▶ **TASK REQUIREMENTS**:
The answer should consist of each line below that contains the word "blocks".
-- Opening Marker --
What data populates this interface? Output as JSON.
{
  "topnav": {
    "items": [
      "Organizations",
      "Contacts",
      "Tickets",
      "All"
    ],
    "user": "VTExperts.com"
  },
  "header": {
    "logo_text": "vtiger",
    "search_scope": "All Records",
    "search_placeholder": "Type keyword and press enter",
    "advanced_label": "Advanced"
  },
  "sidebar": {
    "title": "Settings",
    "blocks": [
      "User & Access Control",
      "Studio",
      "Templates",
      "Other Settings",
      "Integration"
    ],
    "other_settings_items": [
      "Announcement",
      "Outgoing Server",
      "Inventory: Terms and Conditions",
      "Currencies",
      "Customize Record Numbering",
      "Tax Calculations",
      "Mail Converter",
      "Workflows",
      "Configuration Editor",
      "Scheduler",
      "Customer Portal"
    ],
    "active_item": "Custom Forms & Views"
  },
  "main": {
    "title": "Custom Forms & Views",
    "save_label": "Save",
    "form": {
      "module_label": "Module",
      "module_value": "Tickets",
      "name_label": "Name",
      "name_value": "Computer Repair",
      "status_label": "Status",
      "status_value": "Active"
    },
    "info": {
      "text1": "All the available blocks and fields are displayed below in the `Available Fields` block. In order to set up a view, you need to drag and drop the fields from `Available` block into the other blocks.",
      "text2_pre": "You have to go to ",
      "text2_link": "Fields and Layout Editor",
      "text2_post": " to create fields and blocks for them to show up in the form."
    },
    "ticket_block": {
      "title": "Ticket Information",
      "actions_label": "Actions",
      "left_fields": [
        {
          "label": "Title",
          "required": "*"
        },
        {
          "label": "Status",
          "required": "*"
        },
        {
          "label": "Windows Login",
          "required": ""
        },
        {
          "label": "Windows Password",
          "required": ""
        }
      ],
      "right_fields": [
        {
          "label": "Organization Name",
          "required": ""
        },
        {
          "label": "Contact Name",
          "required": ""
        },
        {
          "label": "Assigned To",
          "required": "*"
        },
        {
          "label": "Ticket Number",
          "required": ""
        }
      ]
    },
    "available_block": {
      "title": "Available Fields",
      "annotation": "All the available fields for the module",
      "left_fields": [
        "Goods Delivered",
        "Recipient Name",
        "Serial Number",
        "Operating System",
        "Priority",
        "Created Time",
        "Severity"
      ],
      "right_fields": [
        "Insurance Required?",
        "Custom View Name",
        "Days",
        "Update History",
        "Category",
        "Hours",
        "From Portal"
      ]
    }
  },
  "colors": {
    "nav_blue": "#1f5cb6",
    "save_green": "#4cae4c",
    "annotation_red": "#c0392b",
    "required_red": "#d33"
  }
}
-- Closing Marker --
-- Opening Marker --
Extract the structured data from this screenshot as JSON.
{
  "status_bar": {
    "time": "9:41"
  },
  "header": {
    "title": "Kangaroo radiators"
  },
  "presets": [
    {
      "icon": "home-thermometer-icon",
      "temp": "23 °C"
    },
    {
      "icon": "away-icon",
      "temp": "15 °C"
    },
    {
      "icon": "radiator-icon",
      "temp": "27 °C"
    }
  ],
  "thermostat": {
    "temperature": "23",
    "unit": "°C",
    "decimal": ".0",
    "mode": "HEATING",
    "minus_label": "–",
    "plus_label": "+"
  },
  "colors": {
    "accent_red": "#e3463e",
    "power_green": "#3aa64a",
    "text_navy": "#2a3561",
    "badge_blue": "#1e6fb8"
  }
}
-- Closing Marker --
▶ **TASK ANSWER**:
    "blocks": [
      "text1": "All the available blocks and fields are displayed below in the `Available Fields` block. In order to set up a view, you need to drag and drop the fields from `Available` block into the other blocks.",
      "text2_post": " to create fields and blocks for them to show up in the form."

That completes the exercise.